Bush's move to increase logging, which would affect 2.6 million acres in southwest Oregon, comes at a time when some large private timber farms in that area have collapsed due to over-harvesting. As a result, the battle lines of the old timber wars are being redrawn. For example, before Charles Hurwitz sold his Pacific Lumber company in June, he'd closed three of his four mills and fired 80 percent of his workers. Most locals now blame Hurwitz for the layoffs, and the new owners of the company have won support from both loggers and environmentalists by pursuing a sustainable yield and preserving old growth trees. Increasingly, loggers no longer demand pillaging harvests, while enviros support logging as a preferable alternative to development. Bush's move ignores that trend.

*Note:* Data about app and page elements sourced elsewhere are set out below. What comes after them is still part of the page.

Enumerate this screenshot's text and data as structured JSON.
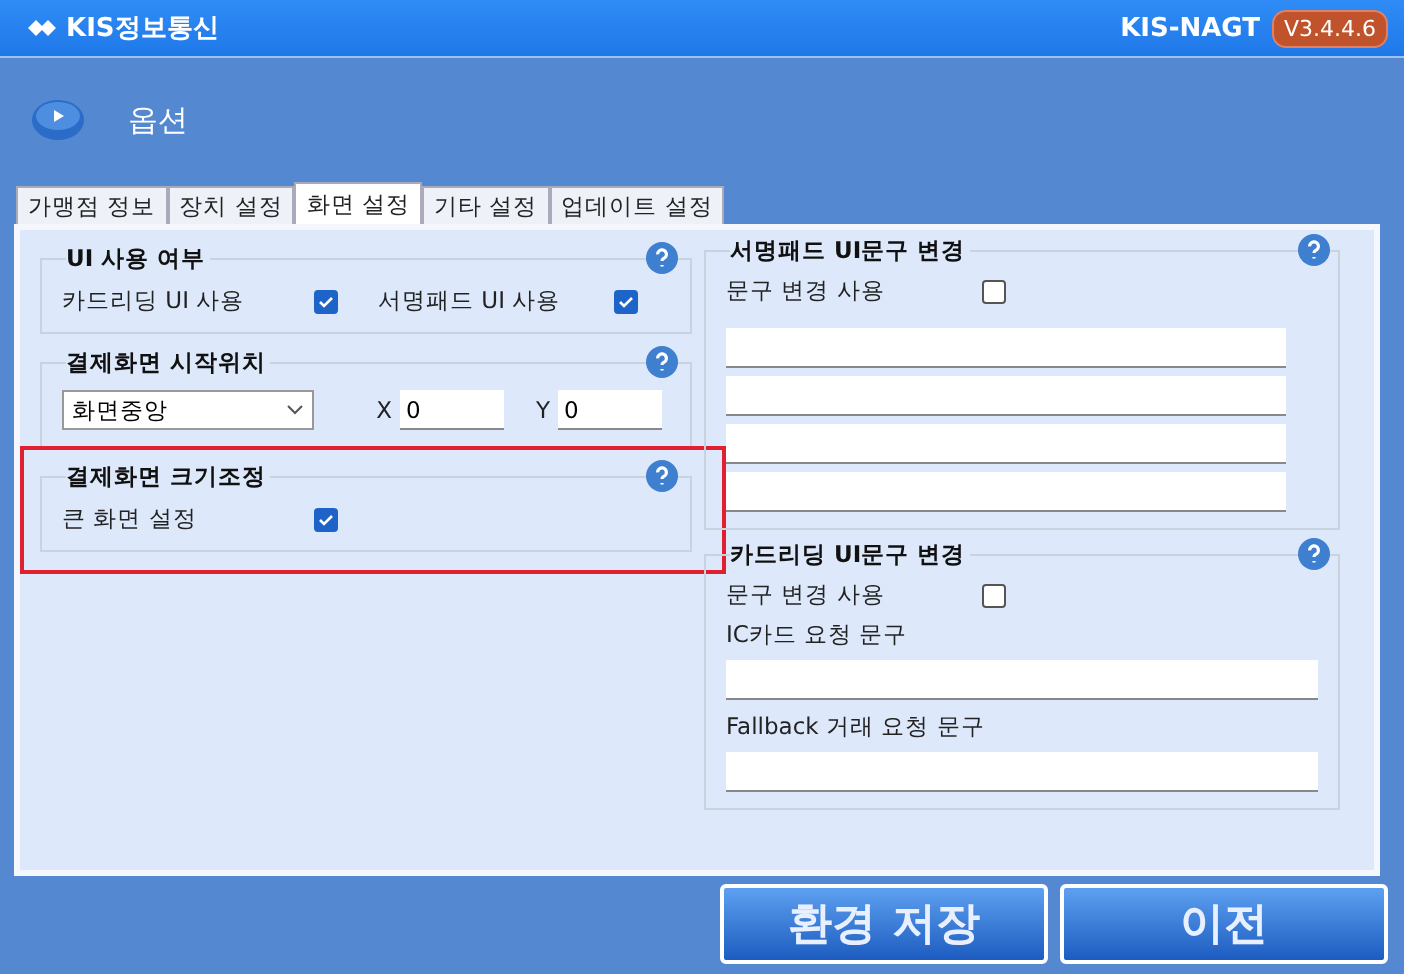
{
  "header": {
    "brand": "KIS정보통신",
    "product": "KIS-NAGT",
    "version": "V3.4.4.6"
  },
  "page_title": "옵션",
  "tabs": [
    {
      "label": "가맹점 정보",
      "selected": false
    },
    {
      "label": "장치 설정",
      "selected": false
    },
    {
      "label": "화면 설정",
      "selected": true
    },
    {
      "label": "기타 설정",
      "selected": false
    },
    {
      "label": "업데이트 설정",
      "selected": false
    }
  ],
  "left_groups": [
    {
      "title": "UI 사용 여부",
      "highlighted": false,
      "kind": "checks",
      "items": [
        {
          "label": "카드리딩 UI 사용",
          "checked": true
        },
        {
          "label": "서명패드 UI 사용",
          "checked": true
        }
      ]
    },
    {
      "title": "결제화면 시작위치",
      "highlighted": false,
      "kind": "position",
      "select": {
        "value": "화면중앙"
      },
      "fields": [
        {
          "label": "X",
          "value": "0"
        },
        {
          "label": "Y",
          "value": "0"
        }
      ]
    },
    {
      "title": "결제화면 크기조정",
      "highlighted": true,
      "kind": "checks",
      "items": [
        {
          "label": "큰 화면 설정",
          "checked": true
        }
      ]
    }
  ],
  "right_groups": [
    {
      "title": "서명패드 UI문구 변경",
      "toggle": {
        "label": "문구 변경 사용",
        "checked": false
      },
      "fields": [
        {
          "kind": "blank"
        },
        {
          "kind": "blank"
        },
        {
          "kind": "blank"
        },
        {
          "kind": "blank"
        }
      ]
    },
    {
      "title": "카드리딩 UI문구 변경",
      "toggle": {
        "label": "문구 변경 사용",
        "checked": false
      },
      "fields": [
        {
          "kind": "labeled",
          "label": "IC카드 요청 문구"
        },
        {
          "kind": "labeled",
          "label": "Fallback 거래 요청 문구"
        }
      ]
    }
  ],
  "buttons": [
    {
      "label": "환경 저장"
    },
    {
      "label": "이전"
    }
  ]
}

Which brings us to Bush's second midnight reg: allowing the Plum Creek Timber Company to pave roads through forest service land in Montana, which would open up much of the company's 1.2 million acres there to rural subdivisions. The move has incurred the ire of county governments, which worry that it could undo efforts to cluster housing in urban areas and create new burdens to provide services. During the presidential campaign, Obama shrewdly noted the the subdivisions could "cause prime hunting and fishing lands to be carved up and closed off." They'd also take the land out of timber production, reinforcing the common cause between enviros and loggers on urban sprawl.

If Bush really wanted to help out loggers, he would have curbed the housing bubble. The collapse in residential construction has slashed timber prices. But the Republicans, like Hurwitz, were more concerned with raking in the green than sustainably growing it.